Children and young people learn best when they feel accepted, when they enjoy positive relationships with their fellow learners/ākonga  and teachers, and when they are able to be active, visible members of the learning community. An inclusive approach focuses on ensuring all learners/ākonga  are able to access and participate in all aspects of the learning. The aim is to bring students together and build a learning community where every child is valued and is able to reach their potential. This means: Shifting your focus from students identified as having “additional needs” to the learning of all students in the classroom. Rejecting … Continue reading Inclusion


“Equity: An equitable society is one in which all can participate and prosper. The goals of equity must be to create conditions that allow all to reach their full potential. In short, equity creates a path from hope to change.” (Angela Glover Blackwell, PolicyLink) The concept of equity can hold different meaning for different people depending on the context but, at its core, the concept in educational settings involves giving everyone the opportunity, support and specific tools that they need to be successful. Promoting equity is about educators choosing to embrace rather than shy away from the unique backgrounds, identities, … Continue reading Equity

Codifying Teacher Practice

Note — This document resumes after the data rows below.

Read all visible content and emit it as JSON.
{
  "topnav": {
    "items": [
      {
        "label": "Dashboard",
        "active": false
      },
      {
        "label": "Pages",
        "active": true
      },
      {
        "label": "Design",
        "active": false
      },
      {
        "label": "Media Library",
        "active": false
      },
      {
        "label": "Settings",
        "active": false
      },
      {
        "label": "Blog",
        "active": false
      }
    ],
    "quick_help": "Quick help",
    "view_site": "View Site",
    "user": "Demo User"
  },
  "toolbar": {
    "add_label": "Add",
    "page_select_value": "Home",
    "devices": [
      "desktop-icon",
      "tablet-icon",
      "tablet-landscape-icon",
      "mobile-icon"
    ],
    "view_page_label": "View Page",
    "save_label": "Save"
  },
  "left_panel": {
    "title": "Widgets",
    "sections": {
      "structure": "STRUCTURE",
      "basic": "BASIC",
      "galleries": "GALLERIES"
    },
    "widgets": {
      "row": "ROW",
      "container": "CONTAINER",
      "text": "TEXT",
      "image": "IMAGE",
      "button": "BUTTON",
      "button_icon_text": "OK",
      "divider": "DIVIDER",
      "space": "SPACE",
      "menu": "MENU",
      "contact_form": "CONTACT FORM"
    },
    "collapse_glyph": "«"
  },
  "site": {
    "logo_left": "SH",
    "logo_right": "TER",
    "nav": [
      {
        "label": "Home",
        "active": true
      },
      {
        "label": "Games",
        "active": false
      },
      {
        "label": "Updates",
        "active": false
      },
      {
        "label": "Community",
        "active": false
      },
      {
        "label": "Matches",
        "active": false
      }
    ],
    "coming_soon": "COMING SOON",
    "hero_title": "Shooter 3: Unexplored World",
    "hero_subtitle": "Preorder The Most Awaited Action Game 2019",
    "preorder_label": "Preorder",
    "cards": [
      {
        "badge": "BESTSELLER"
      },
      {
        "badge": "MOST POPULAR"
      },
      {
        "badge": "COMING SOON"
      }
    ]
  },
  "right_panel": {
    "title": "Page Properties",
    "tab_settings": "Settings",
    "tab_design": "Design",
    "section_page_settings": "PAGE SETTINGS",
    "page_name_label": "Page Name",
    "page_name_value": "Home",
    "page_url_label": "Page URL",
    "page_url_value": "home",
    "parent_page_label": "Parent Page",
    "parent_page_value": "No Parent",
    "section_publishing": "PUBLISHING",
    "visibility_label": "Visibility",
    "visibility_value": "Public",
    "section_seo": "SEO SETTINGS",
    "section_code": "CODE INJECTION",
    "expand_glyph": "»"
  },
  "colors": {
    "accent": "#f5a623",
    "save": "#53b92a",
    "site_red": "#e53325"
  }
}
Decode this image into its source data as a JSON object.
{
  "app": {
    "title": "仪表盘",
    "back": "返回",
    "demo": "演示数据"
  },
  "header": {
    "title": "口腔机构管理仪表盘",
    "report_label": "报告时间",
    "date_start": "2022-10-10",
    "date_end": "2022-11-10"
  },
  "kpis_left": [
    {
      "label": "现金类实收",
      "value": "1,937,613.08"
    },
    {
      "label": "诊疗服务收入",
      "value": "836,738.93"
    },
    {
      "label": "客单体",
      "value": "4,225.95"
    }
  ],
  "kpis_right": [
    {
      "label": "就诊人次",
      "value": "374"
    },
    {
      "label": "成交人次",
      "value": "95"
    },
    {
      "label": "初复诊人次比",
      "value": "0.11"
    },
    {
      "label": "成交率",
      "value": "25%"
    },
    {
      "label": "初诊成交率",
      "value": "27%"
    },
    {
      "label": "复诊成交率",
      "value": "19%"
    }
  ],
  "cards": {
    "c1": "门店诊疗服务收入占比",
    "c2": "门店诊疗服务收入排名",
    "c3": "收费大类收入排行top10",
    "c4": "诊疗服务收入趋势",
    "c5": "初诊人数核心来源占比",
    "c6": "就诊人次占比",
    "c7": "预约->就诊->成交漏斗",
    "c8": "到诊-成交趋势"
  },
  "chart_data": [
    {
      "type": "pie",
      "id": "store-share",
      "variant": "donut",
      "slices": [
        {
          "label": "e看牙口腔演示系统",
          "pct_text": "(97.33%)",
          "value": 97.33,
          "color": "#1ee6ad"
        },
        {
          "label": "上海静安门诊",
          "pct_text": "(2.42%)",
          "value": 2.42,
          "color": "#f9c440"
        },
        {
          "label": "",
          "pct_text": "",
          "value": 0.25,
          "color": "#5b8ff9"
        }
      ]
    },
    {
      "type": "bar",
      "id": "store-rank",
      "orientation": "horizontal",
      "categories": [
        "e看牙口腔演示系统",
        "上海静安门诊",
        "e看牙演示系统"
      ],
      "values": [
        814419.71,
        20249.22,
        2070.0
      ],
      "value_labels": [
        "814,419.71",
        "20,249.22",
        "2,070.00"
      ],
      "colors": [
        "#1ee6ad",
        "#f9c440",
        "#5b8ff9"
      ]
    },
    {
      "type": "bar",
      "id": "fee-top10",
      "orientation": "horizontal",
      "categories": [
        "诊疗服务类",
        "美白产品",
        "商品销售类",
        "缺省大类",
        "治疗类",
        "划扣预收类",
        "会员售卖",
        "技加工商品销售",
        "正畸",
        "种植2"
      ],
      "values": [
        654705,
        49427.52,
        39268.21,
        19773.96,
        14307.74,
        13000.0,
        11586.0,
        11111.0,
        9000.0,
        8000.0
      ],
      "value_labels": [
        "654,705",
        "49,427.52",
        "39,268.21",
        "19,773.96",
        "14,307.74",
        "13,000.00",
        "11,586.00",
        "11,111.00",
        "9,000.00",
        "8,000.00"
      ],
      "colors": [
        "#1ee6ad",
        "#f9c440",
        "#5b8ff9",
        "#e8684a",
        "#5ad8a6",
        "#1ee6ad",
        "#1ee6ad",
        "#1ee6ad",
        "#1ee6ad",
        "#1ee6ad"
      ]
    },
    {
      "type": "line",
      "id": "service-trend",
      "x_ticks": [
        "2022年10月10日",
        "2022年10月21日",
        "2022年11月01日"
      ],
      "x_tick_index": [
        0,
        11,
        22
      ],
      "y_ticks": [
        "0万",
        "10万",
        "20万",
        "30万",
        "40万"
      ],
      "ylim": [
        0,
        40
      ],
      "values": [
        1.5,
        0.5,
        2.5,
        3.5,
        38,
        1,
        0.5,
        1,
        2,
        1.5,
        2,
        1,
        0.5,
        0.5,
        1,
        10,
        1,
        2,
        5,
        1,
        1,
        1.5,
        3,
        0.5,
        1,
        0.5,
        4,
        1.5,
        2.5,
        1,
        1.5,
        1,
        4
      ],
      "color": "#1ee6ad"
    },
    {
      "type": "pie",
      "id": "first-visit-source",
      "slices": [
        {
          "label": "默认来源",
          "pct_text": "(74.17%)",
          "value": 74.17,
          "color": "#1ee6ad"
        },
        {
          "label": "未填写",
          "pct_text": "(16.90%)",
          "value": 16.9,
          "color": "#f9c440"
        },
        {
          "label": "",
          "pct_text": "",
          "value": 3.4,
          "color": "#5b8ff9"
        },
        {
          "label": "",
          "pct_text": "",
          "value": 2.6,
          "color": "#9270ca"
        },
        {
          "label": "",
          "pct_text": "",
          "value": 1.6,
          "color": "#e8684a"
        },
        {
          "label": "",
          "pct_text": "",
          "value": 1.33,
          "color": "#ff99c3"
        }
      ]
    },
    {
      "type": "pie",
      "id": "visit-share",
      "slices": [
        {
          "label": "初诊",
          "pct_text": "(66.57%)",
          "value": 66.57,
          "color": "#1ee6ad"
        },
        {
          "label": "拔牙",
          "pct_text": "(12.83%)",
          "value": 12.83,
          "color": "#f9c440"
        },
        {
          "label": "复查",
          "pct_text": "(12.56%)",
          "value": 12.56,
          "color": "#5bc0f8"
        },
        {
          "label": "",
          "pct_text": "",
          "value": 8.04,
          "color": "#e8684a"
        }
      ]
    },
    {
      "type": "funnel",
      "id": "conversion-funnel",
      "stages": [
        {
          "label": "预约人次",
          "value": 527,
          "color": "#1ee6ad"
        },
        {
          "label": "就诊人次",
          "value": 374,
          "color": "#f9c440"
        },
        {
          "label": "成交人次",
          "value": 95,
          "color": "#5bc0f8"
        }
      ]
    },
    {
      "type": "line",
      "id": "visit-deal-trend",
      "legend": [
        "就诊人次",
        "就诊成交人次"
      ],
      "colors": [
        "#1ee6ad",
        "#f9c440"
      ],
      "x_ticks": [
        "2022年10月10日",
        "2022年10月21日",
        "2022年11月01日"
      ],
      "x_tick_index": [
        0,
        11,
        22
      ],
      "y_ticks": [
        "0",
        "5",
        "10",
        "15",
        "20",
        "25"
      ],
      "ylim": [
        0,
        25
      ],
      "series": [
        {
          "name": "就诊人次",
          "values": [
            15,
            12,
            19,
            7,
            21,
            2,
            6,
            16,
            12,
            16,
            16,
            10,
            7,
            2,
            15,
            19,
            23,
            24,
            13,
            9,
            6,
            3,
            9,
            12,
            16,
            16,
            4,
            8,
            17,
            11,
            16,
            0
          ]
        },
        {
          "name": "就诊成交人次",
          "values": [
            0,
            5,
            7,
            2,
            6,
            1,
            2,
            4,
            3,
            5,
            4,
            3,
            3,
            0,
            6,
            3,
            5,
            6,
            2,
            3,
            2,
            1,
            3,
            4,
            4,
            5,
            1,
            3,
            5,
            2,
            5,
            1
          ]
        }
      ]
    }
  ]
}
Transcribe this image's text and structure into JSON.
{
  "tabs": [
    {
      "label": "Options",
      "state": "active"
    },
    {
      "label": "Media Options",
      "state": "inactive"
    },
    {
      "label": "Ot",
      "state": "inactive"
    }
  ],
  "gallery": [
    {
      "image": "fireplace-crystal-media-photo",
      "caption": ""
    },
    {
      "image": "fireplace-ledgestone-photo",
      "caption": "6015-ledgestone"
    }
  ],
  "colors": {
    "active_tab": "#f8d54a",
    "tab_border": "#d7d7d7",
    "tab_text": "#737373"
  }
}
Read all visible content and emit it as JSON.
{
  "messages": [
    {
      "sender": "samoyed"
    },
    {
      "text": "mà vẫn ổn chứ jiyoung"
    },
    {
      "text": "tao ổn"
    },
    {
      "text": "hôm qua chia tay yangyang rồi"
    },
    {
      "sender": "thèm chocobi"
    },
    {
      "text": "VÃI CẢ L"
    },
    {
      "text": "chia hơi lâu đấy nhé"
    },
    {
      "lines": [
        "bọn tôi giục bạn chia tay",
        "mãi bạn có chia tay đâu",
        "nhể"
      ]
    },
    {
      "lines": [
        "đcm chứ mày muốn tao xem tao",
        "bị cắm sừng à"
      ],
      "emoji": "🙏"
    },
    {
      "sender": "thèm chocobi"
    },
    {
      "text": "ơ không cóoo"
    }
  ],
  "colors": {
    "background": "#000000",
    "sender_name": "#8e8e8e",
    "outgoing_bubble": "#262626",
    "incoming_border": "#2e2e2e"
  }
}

To codify is to arrange information in a logical order that others can follow. An important starting point for implementing a hybrid approach to teaching and learning is to design learning experiences in the online world that capture the pedagogical aspirations that lie behind what we do in in-person environments. Further, we need to work collaboratively within our organisations to ensure a coherent approach is taken in order to create a ‘familiar’ experience for our learners (and their parents/whānau). A key issue here appears to be that while individual teachers are competent and proficient at what they do in in their … Continue reading Codifying Teacher Practice